Wagga Mutual Credit Union is located in Wagga Wagga, a community of approximately 60,000 people in a rural part of New South Wales in Australia. Seeking a way to raise its profile in the region, Wagga Mutual created an account that generated much discussion during The Credit Union Journal's SEG and Business Development Conference.
Wagga Mutual developed what it calls its "Community Sponsorship Account," in which the community group of the member's choice receives one percentage point of the interest/dividend paid on the account each month. Once a year, the credit union aggregates the funds for each group being supported by members, and donates them to the organizations.
The idea for the account actually originaged in England and was brought to Wagga Wagga by an immigrant CEO who developed the idea of community sponsorship accounts related to a local football (soccer) club. As an example, if 140 members with an average account balance of $7,000 in each account nominate to support their community organization on June 30, that organization would receive approximately $10,000 according to the interest rates being paid at the time.

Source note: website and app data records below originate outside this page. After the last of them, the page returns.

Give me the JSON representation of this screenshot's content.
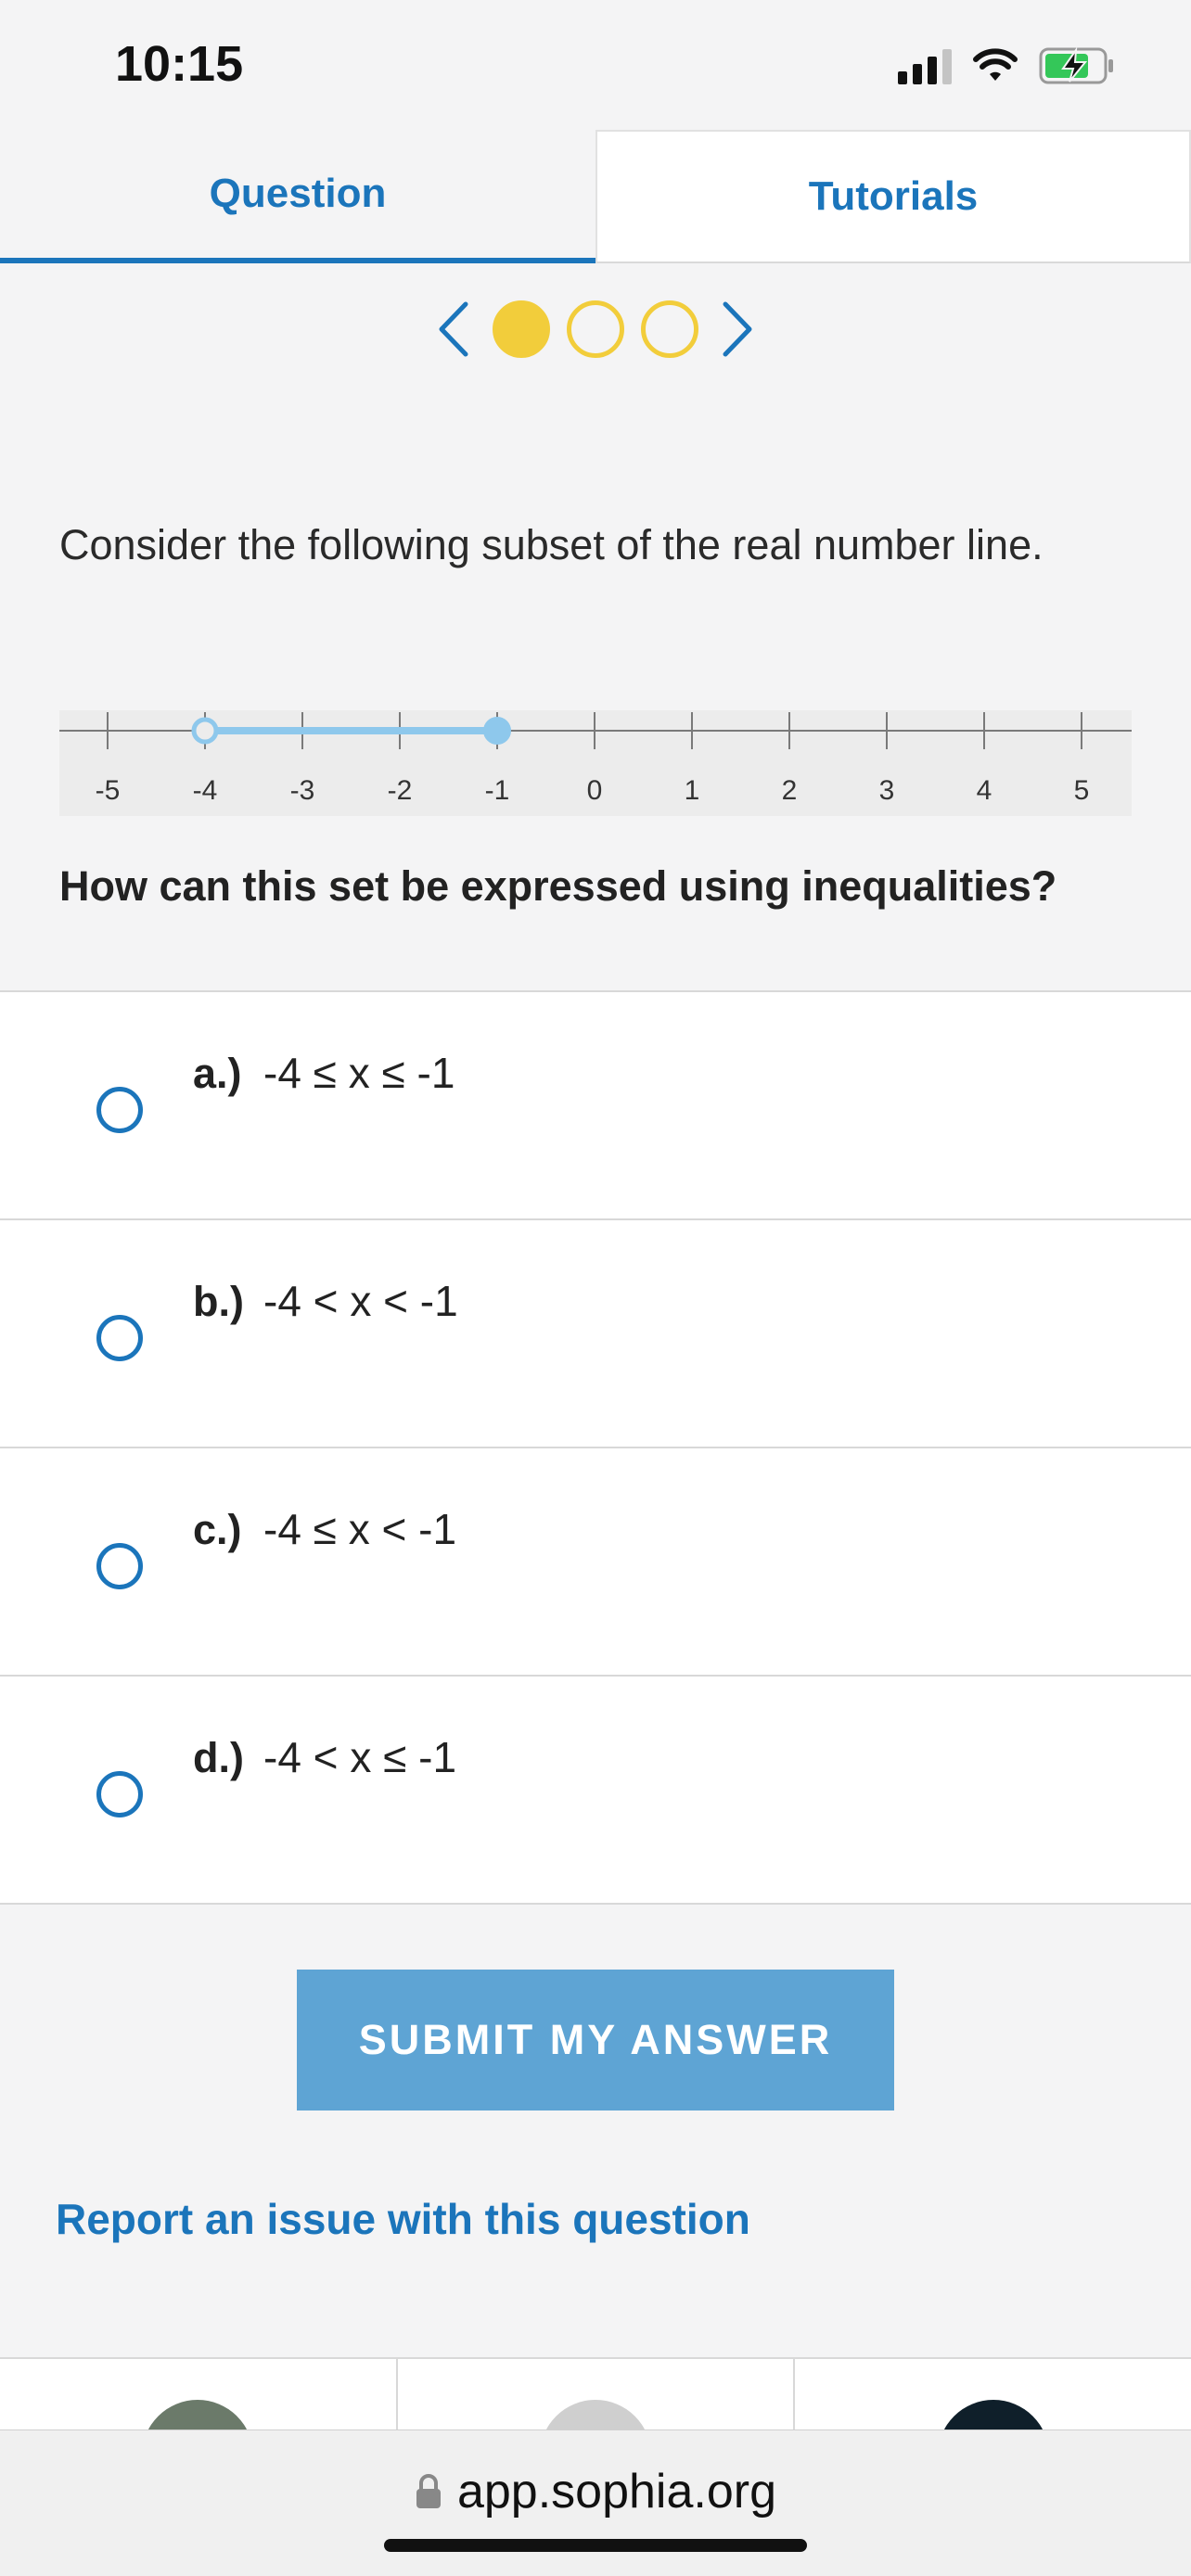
{
  "status_bar": {
    "time": "10:15"
  },
  "tabs": [
    {
      "label": "Question",
      "active": true
    },
    {
      "label": "Tutorials",
      "active": false
    }
  ],
  "pager": {
    "total": 3,
    "current": 1
  },
  "question": {
    "prompt": "Consider the following subset of the real number line.",
    "ask": "How can this set be expressed using inequalities?"
  },
  "number_line": {
    "ticks": [
      "-5",
      "-4",
      "-3",
      "-2",
      "-1",
      "0",
      "1",
      "2",
      "3",
      "4",
      "5"
    ],
    "interval": {
      "start": -4,
      "end": -1,
      "start_closed": false,
      "end_closed": true
    },
    "color": "#8ec8ec"
  },
  "choices": [
    {
      "letter": "a.)",
      "text": "-4 ≤ x ≤ -1"
    },
    {
      "letter": "b.)",
      "text": "-4 < x < -1"
    },
    {
      "letter": "c.)",
      "text": "-4 ≤ x < -1"
    },
    {
      "letter": "d.)",
      "text": "-4 < x ≤ -1"
    }
  ],
  "submit_label": "SUBMIT MY ANSWER",
  "report_label": "Report an issue with this question",
  "browser": {
    "url": "app.sophia.org"
  },
  "colors": {
    "accent": "#1b75bb",
    "pager_dot": "#f2cd3b",
    "submit_bg": "#5ea4d4"
  }
}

In 2004, 29 community groups benefited. The amounts ranged from $100 to $15,000, and a total of $50,750 was paid (compared with $20,000 one year earlier).
The benefits of the program have been obvious, said Lynch. In addition to the widespread favorable publicity, more than 500 people have joined the credit union just to be involved in the community sponsorship account.
"There are now 29 community groups directly linked to the credit union," noted Lynch, "and they have brought their business to the credit union, as well. It's meant increased awareness and a higher community profile. In a small community, this is big news."
There are also benefits to the community, as well, he said, including in addition to the funds, less pressure on the low-income families to give financial support to community groups, improved facilities and opportunities, and increased community spirit.
After South Australia's Savings & Loan Credit Union rolled out a Visa card in conjunction with a local hospital, it surveyed residents and got these responses when it asked, "Which financial institution do you associate with being 'community spirited?'
Savings & Loan CU 29%
Australian Central CU 22%
Commonwealth Bank 6%
Westpac and Nat'l Banks 5%
Your CU Vs. Benchmark
After creating a movement-wide member database in Australia, credit unions were able to measure their performance against national averages to see where improvements can be made. Below is a sample of the type of overview a credit union can be provided with.
Your CU Bench
Avg. Products 4.16 3.57
Avg. Prod. Value $530 $395
Transactions 142 124
Transactors 72% 68%
Cost Per Trans 14cents 37cents
Fees $22 $35
Net Value $532 $389